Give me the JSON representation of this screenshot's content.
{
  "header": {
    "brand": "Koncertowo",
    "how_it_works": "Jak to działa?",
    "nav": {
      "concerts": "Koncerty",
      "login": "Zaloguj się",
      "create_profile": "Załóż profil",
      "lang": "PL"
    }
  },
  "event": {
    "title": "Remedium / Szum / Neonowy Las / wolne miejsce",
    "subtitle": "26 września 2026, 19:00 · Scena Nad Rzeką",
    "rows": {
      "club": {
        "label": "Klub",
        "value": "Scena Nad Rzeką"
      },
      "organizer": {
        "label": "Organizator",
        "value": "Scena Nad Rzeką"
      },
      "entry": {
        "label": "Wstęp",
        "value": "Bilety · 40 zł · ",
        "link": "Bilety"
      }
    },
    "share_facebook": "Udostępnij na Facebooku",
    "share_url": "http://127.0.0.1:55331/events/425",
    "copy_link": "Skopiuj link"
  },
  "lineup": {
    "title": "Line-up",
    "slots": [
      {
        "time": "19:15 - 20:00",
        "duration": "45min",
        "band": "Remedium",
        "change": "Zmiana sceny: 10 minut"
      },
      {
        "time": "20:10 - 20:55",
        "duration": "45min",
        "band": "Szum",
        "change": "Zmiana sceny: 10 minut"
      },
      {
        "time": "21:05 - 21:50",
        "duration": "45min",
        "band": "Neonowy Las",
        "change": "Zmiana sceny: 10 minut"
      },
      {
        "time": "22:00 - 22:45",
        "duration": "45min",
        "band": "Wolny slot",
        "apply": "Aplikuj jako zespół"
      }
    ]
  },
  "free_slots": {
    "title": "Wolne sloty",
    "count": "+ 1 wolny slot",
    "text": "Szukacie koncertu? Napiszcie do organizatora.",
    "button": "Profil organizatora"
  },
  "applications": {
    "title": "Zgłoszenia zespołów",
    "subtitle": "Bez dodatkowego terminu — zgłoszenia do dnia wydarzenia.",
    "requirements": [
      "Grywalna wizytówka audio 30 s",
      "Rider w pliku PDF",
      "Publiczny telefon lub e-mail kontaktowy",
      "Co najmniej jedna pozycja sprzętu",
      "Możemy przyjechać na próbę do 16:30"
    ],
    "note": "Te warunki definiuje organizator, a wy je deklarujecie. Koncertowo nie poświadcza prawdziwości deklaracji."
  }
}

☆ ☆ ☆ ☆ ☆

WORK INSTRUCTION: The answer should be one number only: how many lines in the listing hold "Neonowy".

OUTPUT OF THE EXERCISE: 2